Oregon’s new plan will extend new protections for unmanaged forage fish, including more restrictive fishing regulations, harvest limits, and better tracking and monitoring from the coast to three miles offshore. Similar protections were established earlier this year for adjacent federal waters, which are located three or more miles offshore.
This forage fish plan will link Oregon’s waters with federal offshore waters, stitching together protections of the marine food web along the entire West Coast, according to Dr. Caren Braby, manager of ODFW’s Marine Resources Program, who briefed the Commission on the plan.
Additionally, the Commission delayed making a decision on two “Welcome to Hunt” Access and Habitat projects on privately owned land in Northeast Oregon One project would provide three years of hunter access to 13,440 acres of private forest land in the Desolation Wildlife Management Unit. The other would provide five years of hunter access to more than 250,000 acres in the Grand Ronde and John Day watersheds managed by Hancock Forest Management. Commissioners asked staff to come back with more information before making a decision.
In other business, the Commission:
- Appointed Marc Thalacker of Terrebonne, Ore., to the Fish Screening Task Force. Thalacker is manager of the Three Sisters Irrigation District.
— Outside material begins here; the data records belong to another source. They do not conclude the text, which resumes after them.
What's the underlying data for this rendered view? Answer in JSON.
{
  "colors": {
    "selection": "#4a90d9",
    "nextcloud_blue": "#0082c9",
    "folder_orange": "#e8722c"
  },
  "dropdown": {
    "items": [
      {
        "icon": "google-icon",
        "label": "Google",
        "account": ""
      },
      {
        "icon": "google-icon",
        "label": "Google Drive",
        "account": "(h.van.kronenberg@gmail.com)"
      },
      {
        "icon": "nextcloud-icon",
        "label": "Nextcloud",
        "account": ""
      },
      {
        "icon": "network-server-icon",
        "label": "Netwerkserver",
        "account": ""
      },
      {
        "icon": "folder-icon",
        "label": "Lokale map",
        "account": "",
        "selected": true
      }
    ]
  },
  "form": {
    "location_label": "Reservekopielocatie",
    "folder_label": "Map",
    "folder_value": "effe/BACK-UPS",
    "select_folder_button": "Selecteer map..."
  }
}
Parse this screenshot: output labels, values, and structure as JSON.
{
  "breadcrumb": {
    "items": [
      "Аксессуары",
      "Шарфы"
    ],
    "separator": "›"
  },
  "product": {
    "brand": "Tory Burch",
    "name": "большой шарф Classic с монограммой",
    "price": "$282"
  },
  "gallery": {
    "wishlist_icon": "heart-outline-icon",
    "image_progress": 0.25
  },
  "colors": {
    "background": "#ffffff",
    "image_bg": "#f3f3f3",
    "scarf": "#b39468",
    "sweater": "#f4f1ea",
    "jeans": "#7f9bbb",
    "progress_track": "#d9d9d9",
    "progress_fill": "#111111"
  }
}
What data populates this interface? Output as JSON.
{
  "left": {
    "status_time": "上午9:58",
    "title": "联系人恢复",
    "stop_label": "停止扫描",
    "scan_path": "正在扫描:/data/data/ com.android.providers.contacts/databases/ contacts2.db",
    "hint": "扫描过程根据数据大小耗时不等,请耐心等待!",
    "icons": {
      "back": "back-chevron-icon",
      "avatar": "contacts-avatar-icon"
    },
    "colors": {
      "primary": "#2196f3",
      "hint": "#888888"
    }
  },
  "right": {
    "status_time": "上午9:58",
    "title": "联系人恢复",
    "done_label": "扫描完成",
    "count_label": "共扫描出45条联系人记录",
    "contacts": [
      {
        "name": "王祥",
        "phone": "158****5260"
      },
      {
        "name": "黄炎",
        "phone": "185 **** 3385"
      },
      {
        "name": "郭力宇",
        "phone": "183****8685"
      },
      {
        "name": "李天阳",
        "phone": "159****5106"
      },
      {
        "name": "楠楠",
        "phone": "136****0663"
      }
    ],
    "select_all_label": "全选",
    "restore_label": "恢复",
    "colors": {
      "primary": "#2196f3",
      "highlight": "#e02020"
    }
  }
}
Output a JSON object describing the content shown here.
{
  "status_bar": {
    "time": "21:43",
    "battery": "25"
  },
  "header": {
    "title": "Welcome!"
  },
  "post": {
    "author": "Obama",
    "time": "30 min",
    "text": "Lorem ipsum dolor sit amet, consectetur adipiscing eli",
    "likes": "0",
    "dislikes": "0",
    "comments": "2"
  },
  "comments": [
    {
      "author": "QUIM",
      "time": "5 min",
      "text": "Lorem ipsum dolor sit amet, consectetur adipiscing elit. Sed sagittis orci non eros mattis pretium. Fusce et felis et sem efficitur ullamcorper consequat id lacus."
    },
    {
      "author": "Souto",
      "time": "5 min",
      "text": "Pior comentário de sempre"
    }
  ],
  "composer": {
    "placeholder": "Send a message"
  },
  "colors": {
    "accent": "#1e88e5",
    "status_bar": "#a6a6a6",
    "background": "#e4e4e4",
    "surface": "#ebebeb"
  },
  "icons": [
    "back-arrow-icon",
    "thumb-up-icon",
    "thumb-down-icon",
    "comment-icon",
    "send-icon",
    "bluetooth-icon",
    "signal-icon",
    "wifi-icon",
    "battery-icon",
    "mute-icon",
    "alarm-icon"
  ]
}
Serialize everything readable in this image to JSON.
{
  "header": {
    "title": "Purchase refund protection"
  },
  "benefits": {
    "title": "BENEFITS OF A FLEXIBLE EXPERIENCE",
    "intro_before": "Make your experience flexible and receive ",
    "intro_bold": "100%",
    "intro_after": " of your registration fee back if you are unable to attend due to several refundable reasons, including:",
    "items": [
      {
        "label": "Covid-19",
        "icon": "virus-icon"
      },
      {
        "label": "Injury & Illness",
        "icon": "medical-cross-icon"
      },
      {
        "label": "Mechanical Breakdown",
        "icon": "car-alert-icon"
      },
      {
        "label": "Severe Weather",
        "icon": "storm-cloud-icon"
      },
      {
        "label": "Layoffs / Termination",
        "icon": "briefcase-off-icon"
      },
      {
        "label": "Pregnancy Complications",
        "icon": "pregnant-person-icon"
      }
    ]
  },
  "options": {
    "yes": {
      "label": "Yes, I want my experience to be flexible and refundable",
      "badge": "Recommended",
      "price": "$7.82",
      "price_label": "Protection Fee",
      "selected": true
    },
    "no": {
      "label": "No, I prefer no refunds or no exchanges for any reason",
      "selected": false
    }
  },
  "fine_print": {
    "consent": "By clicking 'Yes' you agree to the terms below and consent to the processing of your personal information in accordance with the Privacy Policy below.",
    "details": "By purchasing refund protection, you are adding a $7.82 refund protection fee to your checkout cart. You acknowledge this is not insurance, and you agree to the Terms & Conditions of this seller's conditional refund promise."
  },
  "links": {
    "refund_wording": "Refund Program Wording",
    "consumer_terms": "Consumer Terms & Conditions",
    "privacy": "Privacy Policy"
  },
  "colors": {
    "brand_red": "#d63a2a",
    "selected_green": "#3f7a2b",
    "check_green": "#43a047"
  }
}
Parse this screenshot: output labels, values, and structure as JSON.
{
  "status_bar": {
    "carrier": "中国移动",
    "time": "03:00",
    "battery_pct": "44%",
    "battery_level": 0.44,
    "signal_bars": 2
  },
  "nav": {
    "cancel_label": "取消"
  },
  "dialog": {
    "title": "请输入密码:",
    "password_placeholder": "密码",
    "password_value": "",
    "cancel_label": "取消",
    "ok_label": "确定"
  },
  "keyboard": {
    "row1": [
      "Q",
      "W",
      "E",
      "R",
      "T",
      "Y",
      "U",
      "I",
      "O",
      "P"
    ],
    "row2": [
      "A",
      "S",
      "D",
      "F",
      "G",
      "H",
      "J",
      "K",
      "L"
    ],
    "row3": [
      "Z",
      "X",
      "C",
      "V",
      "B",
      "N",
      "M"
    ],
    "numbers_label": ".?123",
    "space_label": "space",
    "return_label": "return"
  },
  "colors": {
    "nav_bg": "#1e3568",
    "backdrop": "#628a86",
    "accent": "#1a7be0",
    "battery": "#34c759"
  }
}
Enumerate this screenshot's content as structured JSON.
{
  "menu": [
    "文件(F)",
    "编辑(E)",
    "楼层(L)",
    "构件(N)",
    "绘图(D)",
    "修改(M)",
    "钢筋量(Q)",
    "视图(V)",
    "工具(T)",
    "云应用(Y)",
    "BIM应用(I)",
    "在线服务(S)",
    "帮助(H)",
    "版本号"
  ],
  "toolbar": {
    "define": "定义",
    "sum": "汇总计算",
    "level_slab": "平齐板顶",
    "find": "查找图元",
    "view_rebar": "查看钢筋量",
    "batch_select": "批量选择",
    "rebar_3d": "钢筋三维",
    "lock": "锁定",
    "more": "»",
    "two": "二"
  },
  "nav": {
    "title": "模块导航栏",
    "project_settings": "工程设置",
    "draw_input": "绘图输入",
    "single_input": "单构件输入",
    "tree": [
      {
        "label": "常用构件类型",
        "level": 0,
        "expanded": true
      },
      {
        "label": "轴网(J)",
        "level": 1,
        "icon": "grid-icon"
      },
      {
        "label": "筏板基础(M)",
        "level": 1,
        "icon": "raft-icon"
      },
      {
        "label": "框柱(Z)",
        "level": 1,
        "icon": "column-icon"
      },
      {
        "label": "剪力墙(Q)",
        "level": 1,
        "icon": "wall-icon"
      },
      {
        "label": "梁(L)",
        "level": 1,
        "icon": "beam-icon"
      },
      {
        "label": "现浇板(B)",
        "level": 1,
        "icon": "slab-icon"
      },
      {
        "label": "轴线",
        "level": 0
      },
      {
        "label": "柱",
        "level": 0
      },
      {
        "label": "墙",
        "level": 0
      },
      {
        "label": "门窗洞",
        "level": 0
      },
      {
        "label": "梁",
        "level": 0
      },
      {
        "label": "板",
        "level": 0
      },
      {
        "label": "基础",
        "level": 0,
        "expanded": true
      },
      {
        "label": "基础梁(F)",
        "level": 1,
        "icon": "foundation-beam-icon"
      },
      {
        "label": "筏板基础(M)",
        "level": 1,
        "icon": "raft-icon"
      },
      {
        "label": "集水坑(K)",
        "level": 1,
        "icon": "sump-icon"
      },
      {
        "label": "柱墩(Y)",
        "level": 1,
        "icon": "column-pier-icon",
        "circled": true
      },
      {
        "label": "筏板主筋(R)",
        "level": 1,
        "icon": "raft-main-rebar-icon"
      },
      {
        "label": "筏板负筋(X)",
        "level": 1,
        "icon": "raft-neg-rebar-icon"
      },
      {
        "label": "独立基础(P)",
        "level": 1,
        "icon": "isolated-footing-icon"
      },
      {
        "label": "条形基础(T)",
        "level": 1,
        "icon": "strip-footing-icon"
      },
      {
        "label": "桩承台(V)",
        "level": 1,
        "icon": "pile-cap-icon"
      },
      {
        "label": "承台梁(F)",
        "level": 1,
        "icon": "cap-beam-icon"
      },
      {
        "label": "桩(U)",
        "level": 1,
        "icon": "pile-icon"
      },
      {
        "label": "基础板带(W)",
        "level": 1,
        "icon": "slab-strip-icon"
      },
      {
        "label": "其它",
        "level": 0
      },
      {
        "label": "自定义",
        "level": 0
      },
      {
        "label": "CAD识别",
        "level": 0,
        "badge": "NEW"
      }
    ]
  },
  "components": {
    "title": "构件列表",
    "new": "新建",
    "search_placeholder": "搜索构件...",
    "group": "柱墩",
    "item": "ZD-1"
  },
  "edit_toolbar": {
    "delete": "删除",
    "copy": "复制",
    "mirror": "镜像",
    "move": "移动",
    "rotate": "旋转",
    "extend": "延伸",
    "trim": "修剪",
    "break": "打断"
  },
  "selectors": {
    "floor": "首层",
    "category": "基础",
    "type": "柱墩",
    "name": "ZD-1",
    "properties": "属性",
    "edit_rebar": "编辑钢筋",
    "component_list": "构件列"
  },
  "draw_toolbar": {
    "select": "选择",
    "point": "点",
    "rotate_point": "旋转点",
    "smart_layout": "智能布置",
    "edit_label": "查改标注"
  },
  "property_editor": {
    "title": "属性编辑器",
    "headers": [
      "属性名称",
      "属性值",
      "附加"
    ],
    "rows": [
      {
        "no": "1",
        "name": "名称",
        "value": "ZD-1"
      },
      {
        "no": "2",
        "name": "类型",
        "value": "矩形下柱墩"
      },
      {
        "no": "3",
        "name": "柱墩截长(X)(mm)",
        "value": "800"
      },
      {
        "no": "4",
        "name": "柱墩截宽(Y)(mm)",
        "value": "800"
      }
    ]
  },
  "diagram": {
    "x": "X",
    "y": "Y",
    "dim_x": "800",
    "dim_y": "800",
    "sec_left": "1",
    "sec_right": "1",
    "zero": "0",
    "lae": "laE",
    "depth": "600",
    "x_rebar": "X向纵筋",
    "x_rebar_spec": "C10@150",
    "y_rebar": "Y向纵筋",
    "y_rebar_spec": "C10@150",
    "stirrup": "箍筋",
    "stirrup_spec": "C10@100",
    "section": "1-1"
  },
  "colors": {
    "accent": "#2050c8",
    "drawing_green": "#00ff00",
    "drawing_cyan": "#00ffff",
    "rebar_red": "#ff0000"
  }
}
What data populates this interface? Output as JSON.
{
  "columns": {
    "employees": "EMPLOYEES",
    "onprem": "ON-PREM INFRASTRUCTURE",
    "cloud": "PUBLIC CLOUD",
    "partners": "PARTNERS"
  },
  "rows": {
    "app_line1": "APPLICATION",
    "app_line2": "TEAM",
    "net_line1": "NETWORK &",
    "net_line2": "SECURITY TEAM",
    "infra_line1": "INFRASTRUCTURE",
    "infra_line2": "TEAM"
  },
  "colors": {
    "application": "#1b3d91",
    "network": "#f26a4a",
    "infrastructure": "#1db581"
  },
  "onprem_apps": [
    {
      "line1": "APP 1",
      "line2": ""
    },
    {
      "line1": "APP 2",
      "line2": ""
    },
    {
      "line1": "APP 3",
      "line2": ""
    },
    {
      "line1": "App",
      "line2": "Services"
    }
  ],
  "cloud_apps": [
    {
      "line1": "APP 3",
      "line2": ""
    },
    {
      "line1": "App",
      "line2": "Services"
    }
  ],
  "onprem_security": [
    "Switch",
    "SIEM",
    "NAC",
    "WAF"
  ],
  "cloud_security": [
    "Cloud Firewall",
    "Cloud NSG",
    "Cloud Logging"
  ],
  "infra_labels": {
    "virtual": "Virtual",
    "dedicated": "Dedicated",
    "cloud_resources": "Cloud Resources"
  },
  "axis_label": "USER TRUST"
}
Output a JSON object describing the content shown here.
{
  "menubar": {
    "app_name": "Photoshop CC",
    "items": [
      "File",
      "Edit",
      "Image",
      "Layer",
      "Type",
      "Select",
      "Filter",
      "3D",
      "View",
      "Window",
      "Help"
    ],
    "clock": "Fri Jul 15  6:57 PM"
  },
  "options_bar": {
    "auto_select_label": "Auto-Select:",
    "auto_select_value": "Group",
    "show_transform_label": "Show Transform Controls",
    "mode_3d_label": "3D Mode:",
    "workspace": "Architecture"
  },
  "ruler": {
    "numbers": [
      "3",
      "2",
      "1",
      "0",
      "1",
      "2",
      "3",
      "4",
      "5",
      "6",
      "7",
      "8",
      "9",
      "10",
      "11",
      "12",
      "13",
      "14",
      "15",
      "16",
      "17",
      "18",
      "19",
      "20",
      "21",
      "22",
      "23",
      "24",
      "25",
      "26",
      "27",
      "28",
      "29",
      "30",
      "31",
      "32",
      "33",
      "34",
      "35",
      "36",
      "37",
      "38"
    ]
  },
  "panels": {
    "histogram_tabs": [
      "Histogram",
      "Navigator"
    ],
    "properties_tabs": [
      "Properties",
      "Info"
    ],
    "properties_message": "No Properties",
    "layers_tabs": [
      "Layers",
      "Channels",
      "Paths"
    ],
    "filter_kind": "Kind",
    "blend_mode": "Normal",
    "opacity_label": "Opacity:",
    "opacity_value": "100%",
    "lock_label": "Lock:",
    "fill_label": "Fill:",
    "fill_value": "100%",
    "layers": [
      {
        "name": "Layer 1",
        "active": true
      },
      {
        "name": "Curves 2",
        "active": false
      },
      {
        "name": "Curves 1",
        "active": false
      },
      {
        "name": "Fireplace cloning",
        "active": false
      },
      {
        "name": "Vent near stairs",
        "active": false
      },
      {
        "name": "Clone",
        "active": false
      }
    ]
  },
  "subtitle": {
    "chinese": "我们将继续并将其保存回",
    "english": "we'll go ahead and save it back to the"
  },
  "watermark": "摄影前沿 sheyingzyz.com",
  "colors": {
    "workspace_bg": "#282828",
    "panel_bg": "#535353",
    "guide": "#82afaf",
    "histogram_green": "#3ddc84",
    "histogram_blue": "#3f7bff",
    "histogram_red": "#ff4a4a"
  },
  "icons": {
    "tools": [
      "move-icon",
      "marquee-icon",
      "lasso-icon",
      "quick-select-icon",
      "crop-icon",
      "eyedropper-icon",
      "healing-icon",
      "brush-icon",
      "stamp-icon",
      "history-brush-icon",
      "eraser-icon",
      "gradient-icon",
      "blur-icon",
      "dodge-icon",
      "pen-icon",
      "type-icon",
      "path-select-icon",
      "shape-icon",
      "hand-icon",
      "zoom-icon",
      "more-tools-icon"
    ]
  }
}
- Directed staff to pursue a pilot program for use of single passenger electric mobility devices and to look into developing controlled hunts specifically for disabled hunters. The Commission also endorsed proposed administrative changes to the Disabilities Hunting and Fishing Permit (DHFP) recommended by a work group of staff, disabled hunters, law enforcement and members of hunting organizations. Administrative changes include greater emphasis on permanent disabilities, clarification of DHFP bag limits, highlight DHFP rules and opportunities in Oregon’s hunting and fishing regulations, and incorporate disability status on license documents.
- Accepted a petition from several conservation groups to consider reclassifying the marbled murrelet from threatened to endangered under the Oregon Endangered Species Act. The Commission directed ODFW staff to complete a biological analysis of the bird to determine whether reclassification is warranted.
- Reviewed the 2016 Oregon Conservation Strategy, including a live demonstration of the document at OregonConservationStrategy.
org. The Strategy is a statewide, voluntary, science-based approach to conserving Oregon’s native fish and wildlife and their habitats. The U.S. Fish and Wildlife Service approved the document in August.
The Commission is the policy-making body for fish and wildlife issues in Oregon and usually meets monthly. Its next meeting is scheduled for Oct. 7 in La Grande.